Museums observe A Day With(out) Art AIDS' toll is marked in annual ritual. By Yvonne Villarreal
On Monday, the Greek marble statue of a man playing a harp located in
the center of the Prehistoric and Bronze Age Arts gallery at the J. Paul Getty Museum
will be cloaked in black cloth. But it's not being prepped to be
cleaned. Nor is there maintenance work to be done. Its concealment is
emblematic of the creative loss in the arts community by AIDS.
The veiling of the circa 26th century BC Cycladic sculpture is part of the museum's 19th annual observance of A Day With(out) Art,

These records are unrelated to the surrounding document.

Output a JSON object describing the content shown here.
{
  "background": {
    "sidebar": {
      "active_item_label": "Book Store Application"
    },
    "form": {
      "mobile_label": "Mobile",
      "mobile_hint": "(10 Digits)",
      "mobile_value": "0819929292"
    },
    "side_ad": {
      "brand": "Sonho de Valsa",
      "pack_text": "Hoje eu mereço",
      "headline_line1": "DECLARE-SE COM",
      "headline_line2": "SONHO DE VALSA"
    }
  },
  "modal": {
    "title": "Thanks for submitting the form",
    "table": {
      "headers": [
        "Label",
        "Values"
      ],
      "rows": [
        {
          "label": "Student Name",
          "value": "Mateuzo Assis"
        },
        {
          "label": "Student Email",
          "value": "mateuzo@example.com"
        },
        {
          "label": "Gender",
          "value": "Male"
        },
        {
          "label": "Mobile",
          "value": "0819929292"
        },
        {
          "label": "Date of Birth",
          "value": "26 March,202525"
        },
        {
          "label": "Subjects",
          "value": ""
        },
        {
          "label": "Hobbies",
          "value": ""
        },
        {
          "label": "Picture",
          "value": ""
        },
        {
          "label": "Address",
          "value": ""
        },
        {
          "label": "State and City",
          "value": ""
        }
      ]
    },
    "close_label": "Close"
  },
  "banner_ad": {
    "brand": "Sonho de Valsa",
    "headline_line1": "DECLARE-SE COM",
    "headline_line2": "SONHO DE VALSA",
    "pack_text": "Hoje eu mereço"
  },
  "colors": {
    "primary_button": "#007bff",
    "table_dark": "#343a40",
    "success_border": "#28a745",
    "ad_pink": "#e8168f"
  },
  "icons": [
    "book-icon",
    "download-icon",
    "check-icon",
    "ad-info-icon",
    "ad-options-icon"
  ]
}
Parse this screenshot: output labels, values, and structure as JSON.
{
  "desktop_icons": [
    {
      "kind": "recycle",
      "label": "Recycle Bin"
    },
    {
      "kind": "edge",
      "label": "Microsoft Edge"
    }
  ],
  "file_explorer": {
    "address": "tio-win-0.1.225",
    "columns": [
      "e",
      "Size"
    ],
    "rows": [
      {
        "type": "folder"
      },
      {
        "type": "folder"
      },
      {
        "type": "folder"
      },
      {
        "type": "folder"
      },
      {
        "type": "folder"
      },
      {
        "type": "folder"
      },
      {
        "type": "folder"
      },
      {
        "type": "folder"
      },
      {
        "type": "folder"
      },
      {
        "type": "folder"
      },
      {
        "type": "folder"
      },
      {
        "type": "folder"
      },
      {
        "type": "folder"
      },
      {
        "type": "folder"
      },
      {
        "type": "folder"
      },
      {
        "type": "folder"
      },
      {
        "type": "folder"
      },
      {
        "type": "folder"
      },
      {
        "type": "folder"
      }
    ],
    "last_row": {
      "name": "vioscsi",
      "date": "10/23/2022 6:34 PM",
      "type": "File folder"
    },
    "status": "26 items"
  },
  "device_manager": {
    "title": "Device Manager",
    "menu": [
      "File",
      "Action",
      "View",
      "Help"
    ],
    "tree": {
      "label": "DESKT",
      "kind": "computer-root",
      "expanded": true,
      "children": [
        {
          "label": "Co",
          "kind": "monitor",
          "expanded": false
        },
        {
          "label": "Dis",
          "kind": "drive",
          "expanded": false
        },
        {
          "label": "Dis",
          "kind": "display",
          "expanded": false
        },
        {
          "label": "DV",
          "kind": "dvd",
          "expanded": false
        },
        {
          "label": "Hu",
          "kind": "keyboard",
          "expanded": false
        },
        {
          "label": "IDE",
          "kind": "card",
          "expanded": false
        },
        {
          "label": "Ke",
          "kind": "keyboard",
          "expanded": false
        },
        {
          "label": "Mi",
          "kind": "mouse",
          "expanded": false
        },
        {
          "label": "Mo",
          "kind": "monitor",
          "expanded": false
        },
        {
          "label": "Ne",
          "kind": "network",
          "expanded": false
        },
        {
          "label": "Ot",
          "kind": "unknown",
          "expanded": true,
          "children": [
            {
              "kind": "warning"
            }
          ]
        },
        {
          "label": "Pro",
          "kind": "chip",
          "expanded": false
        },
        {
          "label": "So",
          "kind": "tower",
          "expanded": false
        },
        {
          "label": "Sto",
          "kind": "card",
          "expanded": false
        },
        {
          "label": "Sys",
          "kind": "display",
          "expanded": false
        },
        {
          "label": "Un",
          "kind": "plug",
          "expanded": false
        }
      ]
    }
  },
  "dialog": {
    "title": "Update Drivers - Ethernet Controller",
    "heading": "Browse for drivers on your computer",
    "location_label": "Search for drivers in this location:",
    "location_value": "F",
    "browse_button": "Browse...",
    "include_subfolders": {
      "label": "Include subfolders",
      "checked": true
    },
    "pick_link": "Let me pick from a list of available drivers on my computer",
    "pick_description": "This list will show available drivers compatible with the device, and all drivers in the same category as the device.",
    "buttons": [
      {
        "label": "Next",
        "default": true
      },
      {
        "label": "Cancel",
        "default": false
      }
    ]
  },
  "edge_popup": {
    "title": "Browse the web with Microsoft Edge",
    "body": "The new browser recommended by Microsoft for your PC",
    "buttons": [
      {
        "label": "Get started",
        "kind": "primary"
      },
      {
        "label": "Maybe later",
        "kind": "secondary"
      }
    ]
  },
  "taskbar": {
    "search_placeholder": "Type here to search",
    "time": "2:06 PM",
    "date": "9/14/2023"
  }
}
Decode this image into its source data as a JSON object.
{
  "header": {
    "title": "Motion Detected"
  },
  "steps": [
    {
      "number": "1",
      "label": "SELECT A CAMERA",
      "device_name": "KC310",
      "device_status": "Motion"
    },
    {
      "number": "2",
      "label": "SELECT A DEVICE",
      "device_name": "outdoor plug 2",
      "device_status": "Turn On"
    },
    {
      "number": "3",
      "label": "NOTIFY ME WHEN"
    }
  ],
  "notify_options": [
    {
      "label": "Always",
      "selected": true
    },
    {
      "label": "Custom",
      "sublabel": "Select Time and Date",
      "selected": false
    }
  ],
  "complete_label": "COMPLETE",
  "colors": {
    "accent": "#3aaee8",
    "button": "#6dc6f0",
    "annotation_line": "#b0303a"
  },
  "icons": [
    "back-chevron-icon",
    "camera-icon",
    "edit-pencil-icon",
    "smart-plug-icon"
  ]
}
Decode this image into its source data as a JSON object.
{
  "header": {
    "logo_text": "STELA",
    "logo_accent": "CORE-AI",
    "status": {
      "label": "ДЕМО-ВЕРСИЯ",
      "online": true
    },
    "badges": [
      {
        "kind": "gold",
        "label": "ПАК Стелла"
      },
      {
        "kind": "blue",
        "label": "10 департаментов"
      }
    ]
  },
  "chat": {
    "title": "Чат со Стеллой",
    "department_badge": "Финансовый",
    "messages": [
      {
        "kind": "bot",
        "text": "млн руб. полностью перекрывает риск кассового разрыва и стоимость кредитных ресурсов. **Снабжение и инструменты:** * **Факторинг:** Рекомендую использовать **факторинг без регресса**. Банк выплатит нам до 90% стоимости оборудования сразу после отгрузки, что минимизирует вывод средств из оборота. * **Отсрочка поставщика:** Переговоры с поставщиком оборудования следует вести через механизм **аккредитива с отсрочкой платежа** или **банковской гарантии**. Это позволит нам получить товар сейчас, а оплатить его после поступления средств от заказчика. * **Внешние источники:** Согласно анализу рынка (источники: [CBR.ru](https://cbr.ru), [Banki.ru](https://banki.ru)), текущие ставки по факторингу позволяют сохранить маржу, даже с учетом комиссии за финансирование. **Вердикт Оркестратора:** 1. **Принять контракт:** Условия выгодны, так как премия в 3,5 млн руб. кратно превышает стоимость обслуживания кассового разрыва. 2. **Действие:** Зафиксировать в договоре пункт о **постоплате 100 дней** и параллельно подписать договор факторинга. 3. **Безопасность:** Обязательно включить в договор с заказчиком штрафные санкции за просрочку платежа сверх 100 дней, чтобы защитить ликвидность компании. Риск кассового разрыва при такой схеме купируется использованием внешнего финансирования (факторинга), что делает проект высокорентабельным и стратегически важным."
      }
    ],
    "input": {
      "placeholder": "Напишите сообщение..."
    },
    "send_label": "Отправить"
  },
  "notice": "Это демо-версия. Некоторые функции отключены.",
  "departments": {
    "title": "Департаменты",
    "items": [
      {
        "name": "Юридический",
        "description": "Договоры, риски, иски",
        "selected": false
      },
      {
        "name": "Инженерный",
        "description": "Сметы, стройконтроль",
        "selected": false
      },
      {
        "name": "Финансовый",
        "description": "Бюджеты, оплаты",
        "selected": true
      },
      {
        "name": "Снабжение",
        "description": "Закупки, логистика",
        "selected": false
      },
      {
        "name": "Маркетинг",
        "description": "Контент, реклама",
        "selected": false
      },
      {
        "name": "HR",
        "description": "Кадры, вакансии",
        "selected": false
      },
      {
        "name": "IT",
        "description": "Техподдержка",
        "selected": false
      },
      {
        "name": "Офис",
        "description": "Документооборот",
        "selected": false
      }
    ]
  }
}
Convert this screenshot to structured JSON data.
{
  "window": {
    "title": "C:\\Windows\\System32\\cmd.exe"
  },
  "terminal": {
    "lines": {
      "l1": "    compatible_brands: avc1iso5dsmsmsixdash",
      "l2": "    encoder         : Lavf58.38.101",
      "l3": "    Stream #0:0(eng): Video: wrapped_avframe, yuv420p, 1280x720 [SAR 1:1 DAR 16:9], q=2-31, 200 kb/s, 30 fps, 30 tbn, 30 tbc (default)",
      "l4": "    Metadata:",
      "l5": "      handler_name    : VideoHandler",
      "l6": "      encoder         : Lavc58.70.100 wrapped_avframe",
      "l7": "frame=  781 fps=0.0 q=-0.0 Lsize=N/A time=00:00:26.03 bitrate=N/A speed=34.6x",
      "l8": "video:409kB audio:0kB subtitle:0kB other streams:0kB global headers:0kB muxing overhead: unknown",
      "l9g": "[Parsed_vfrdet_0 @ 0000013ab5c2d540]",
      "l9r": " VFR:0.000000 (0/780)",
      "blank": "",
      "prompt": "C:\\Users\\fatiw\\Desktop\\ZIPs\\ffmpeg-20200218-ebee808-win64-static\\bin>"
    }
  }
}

a time when the international arts community stops to remember and
react to the AIDS crisis and its effect on the art world. It coincides
with , an international campaign aimed at educating the public about
"Traditionally the Getty has marked the day, and we saw no reason to
stop this year," said Rainer Mack, manager of education at the Getty
Villa. "The shrouding of the work symbolically encapsulates A Day
With(out) Art by depriving people access to a particular work of art.
We chose this particular statue because as a musician, he represents an
The initial movement of 800 U.S. art and AIDS groups blossomed
into a collaborative project of thousands of national and international
AIDS service organizations, museums, galleries and other arts
organizations. In recent years, however, its force has dwindled.
"Lots of organizations sort of have the [AIDS] programming in their
schedule already so they didn't really need us to remind them," said
Nelson Santos, associate director of Visual AIDS, a volunteer
organization of artists and art professionals applying the influence of
the arts in the fight against the illness. "We also feel it's important
to recognize the AIDS pandemic throughout the year instead of just
observing it one day."
Some Southland museums -- such as LACMA, MOCA, Fowler Museum and Hammer Museum
-- with a history of sharing in the observance won't be doing so this
year. Though they may not be participating, some acknowledged
showcasing exhibits or artwork that examine the disease's force.
"Unfortunately we don't have any exhibition or program on the subject
this year, due to our exhibition schedule and the fact that the museum
is closed on Monday," said Stacey Ravel Abarbanel, spokeswoman for
Fowler Museum at UCLA, who noted that the exhibit "Dress Up Against
AIDS: Condom Couture by Adriana Bertini" had opened there on World AIDS
Day 2006. "But our commitment to the subject goes well beyond a one-day
Earlier this year, the museum featured Make Art/Stop AIDS, a traveling
exhibition of 60 works exploring how artists around the world are
responding to AIDS and how their work helps in raising awareness.
In addition to the shrouding of the statue, the Getty has other
events planned for the day. Visitors can make commemoration cards --
embellished, if they choose, with images of plants that symbolize life,
death and remembrance, such as rosemary, myrtle and pomegranate -- and
hang them with red ribbon from a tree branch to share with other
visitors, an act inspired by ancient rituals of remembrance.
"We wanted to try and develop something that would enable people to
respond a little more actively," Mack said. "The memory trees will
provide a forum for people to reflect on the meaning of the day."
A series of 20-minute talks also will be held, examining the ways in
which loss has been memorialized through artworks and nature.
Day Without Art, developed by the Visual AIDS organization, began in
1989 to honor people in the art community struck down by the illness
and to raise awareness. One day a year, galleries close their doors in
observance; others shroud paintings. In 1997, the name changed to A Day
With(out) Art as artists have shifted emphasis by creating works in
response to AIDS.
At the Armory Center for the Arts in Pasadena, a World AIDS Day
exhibition is on view. In "All My Little Failures," Andrew McPhail
addresses the question of HIV and AIDS in the form of sculpture,
drawing, video and photography; each looks at the menacing quality
objects can evoke when viewed through the lens of an illness.
"A one-day observance just isn't enough," Santos said. "But it's a step."